Look over the lines below. Report each one that includes the string "label".
Records to use section start
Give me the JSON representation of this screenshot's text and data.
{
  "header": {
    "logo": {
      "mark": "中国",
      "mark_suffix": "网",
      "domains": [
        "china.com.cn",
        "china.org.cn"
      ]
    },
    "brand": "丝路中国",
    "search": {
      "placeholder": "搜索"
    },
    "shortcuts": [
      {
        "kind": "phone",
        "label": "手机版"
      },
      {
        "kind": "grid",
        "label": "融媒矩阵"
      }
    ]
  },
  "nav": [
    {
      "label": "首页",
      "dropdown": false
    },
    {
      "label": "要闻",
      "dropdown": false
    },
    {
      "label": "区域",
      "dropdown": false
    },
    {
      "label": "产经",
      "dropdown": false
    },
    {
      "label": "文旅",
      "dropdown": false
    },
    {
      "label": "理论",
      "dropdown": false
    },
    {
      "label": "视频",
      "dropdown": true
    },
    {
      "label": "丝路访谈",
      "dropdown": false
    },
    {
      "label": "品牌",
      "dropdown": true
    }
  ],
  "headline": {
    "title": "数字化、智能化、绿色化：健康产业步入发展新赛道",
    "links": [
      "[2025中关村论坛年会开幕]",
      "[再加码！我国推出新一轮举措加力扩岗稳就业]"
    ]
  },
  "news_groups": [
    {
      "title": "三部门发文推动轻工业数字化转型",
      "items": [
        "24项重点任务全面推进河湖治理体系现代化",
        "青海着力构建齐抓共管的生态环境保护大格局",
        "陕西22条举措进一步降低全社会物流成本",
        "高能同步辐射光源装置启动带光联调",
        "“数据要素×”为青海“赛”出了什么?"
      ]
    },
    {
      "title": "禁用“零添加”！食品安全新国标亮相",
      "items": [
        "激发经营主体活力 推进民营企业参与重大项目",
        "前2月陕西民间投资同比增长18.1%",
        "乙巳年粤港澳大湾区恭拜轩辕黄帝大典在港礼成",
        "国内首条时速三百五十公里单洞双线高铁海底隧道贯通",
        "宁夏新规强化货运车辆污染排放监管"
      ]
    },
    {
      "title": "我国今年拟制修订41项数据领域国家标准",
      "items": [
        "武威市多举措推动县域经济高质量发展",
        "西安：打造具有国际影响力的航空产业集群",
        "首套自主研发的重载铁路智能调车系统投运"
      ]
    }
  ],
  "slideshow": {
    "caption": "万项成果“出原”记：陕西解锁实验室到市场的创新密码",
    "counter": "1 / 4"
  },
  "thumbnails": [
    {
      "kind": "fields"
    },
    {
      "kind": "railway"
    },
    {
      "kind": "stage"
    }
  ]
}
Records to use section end
* _Task solution_
        "label": "手机版"
        "label": "融媒矩阵"
      "label": "首页",
      "label": "要闻",
      "label": "区域",
      "label": "产经",
      "label": "文旅",
      "label": "理论",
      "label": "视频",
      "label": "丝路访谈",
      "label": "品牌",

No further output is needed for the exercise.